Like many parents, I sometimes struggle with the right words to use when talking to my kids about scary or difficult things. When they were younger, I found it much easier to shield them from whatever troubling story was playing out over those darn TV screens (invariably showing CNN) that are suddenly omnipresent in pizza shops and convenience stores. Now that my son is a new reader, he is suddenly much more tuned into to everything around him, the good and the scary. Waiting in line at the grocery store, he sounds out newspaper headlines: Soo-iii-ciiide boooomm-errrrs,” he says. “Mama, what’s soo-ii-cide?” Just hearing those words in his sweet child’s voice are enough to make my blood pressure rise. Alas, we can only pull the wool over their eyes for so long. Sooner or later, we have to find a way to talk with our kids about the scary, the sad and the difficult.
As a children’s librarian, parent, and bonafide book zealot, I look for books to read that will help both my children and I explore difficult topics like war and other violent conflicts. Books are the ultimate safe space to play out fears and anxieties. Over and over, parents ask me why children’s books are so disturbing and violent, and over and over I say “Do you watch the news? Do you read the internet? So do your kids, whether you realize it or not.”
With Memorial Day approaching, the subject of war will be in the news more often than usual. Documentaries will air on TV and newspapers and magazines will run remembrances. If you are a parent, you might get some questions. Although Memorial Day is an American holiday dedicated to honoring those who have lost their lives in US-fought wars, I have always considered it a day for somber reflection on conflicts everywhere, past and present. The effects of war never quite dissipate in the lives of those affected and the anger, pride, and sadness often trickle down through the generations. To help sort through some of those emotions, and in honor of Memorial Day, I’ve created a reading list with books about war for kids of all ages and their grown ups.
When a young Union soldier named Sheldon (Say) is injured while fighting in the Georgia countryside, another young Union soldier, Pinkus (Pink), carries him to his mother’s house, behind enemy lines. Sheldon is white and Pinkus is black, fighting with the Forty-Eighth Colored Division against the confederacy. The two soldiers hide out at his mother’s house, healing from their wounds and talking out their fears and reasons for fighting in the war. I won’t detail the heart wrenching events that come next, but suffice it to say that there is not a happy ending–only a realistic one. Have tissues handy.
Before you ask, yes, it is that Suzanne Collins. She of the runaway bestseller The Hunger Games. This affecting picture book came out in 2013 and was completely buried by her more well known titles. A memoir of sorts, Year in the Jungle takes place during the year that first grader Suzy’s father goes to Vietnam. The story is told entirely from the child’s perspective. She starts out a bit confused by her father’s absence (viewing it as a kind of vacation) and progresses to anxious and scared as her understanding grows. Adults unsuccessfully hide their misgivings from her, and she catches some scary images on TV of fighting and dead soldiers. Eventually, her father makes it home again, but he’s a changed man. Year in the Jungle is an unconventional but well done portrayal of an underrepresented perspective and feels very relevant today.

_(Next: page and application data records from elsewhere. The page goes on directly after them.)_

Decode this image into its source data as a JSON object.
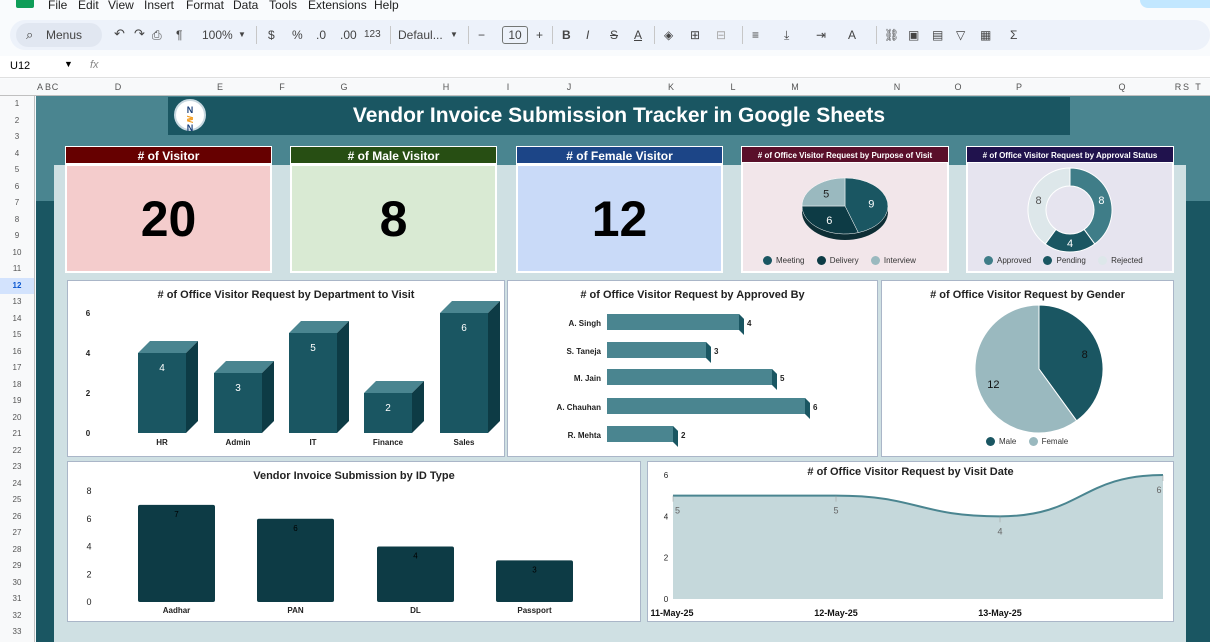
{
  "menubar": {
    "items": [
      "File",
      "Edit",
      "View",
      "Insert",
      "Format",
      "Data",
      "Tools",
      "Extensions",
      "Help"
    ]
  },
  "toolbar": {
    "search_label": "Menus",
    "zoom": "100%",
    "currency": "$",
    "percent": "%",
    "dec_less": ".0",
    "dec_more": ".00",
    "format_123": "123",
    "font": "Defaul...",
    "font_size": "10",
    "bold": "B",
    "italic": "I",
    "strike": "S",
    "text_color": "A",
    "sigma": "Σ"
  },
  "formula_bar": {
    "cell_ref": "U12",
    "fx": "fx"
  },
  "columns": [
    "A",
    "B",
    "C",
    "D",
    "E",
    "F",
    "G",
    "H",
    "I",
    "J",
    "K",
    "L",
    "M",
    "N",
    "O",
    "P",
    "Q",
    "R",
    "S",
    "T"
  ],
  "rows": [
    "1",
    "2",
    "3",
    "4",
    "5",
    "6",
    "7",
    "8",
    "9",
    "10",
    "11",
    "12",
    "13",
    "14",
    "15",
    "16",
    "17",
    "18",
    "19",
    "20",
    "21",
    "22",
    "23",
    "24",
    "25",
    "26",
    "27",
    "28",
    "29",
    "30",
    "31",
    "32",
    "33"
  ],
  "selected_row": "12",
  "dashboard": {
    "title": "Vendor Invoice Submission Tracker in Google Sheets",
    "logo_text": "N"
  },
  "kpis": [
    {
      "label": "# of Visitor",
      "value": "20",
      "head_color": "#660000",
      "body_color": "#f4cccc"
    },
    {
      "label": "# of Male Visitor",
      "value": "8",
      "head_color": "#274e13",
      "body_color": "#d9ead3"
    },
    {
      "label": "# of Female Visitor",
      "value": "12",
      "head_color": "#1c4587",
      "body_color": "#c9daf8"
    }
  ],
  "purpose_chart": {
    "title": "# of Office Visitor Request by Purpose of Visit",
    "legend": [
      "Meeting",
      "Delivery",
      "Interview"
    ],
    "colors": [
      "#1a5662",
      "#0d3b45",
      "#9ab9bf"
    ]
  },
  "approval_chart": {
    "title": "# of Office Visitor Request by Approval Status",
    "legend": [
      "Approved",
      "Pending",
      "Rejected"
    ],
    "colors": [
      "#3f7d88",
      "#1a5662",
      "#dde7ea"
    ]
  },
  "department_chart": {
    "title": "# of Office Visitor Request by Department to Visit"
  },
  "approvedby_chart": {
    "title": "# of Office Visitor Request by Approved By"
  },
  "gender_chart": {
    "title": "# of Office Visitor Request by Gender",
    "legend": [
      "Male",
      "Female"
    ],
    "colors": [
      "#1a5662",
      "#9ab9bf"
    ]
  },
  "idtype_chart": {
    "title": "Vendor Invoice Submission by ID Type"
  },
  "visitdate_chart": {
    "title": "# of Office Visitor Request by Visit Date"
  },
  "chart_data": [
    {
      "type": "pie",
      "title": "# of Office Visitor Request by Purpose of Visit",
      "categories": [
        "Meeting",
        "Delivery",
        "Interview"
      ],
      "values": [
        9,
        6,
        5
      ]
    },
    {
      "type": "pie",
      "title": "# of Office Visitor Request by Approval Status",
      "categories": [
        "Approved",
        "Pending",
        "Rejected"
      ],
      "values": [
        8,
        4,
        8
      ]
    },
    {
      "type": "bar",
      "title": "# of Office Visitor Request by Department to Visit",
      "categories": [
        "HR",
        "Admin",
        "IT",
        "Finance",
        "Sales"
      ],
      "values": [
        4,
        3,
        5,
        2,
        6
      ],
      "ylim": [
        0,
        6
      ],
      "yticks": [
        0,
        2,
        4,
        6
      ]
    },
    {
      "type": "bar",
      "orientation": "horizontal",
      "title": "# of Office Visitor Request by Approved By",
      "categories": [
        "A. Singh",
        "S. Taneja",
        "M. Jain",
        "A. Chauhan",
        "R. Mehta"
      ],
      "values": [
        4,
        3,
        5,
        6,
        2
      ]
    },
    {
      "type": "pie",
      "title": "# of Office Visitor Request by Gender",
      "categories": [
        "Male",
        "Female"
      ],
      "values": [
        8,
        12
      ]
    },
    {
      "type": "bar",
      "title": "Vendor Invoice Submission by ID Type",
      "categories": [
        "Aadhar",
        "PAN",
        "DL",
        "Passport"
      ],
      "values": [
        7,
        6,
        4,
        3
      ],
      "ylim": [
        0,
        8
      ],
      "yticks": [
        0,
        2,
        4,
        6,
        8
      ]
    },
    {
      "type": "area",
      "title": "# of Office Visitor Request by Visit Date",
      "x": [
        "11-May-25",
        "12-May-25",
        "13-May-25"
      ],
      "points": [
        5,
        5,
        4,
        6
      ],
      "ylim": [
        0,
        6
      ],
      "yticks": [
        0,
        2,
        4,
        6
      ]
    }
  ]
}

Although she is more known for her hilarious, upbeat Clementine books, Pennypacker explores much darker territory with this profound story about war in an unnamed country that feels a lot like America. A young boy still reeling from the accidental death of his mother is forced to give up his beloved pet fox after his father enlists in the military. Sent to live with his stiff, distant grandfather, the boy decides to run away and reunite with his fox. Told in alternating perspectives between the boy and Pax, the fox, this story will completely destroy you. That said, it is an important book and will probably become a classic. The war rages just off page, but the residual effects are felt quite literally by the characters, who struggle to understand the impulse to violence. Without a doubt, this is a tough read, but one that respects a child’s point of view and will inspire conversations.
Girls of Gettsyburg by Bobbi Miller
Listen, Slowly by Thanhha Ali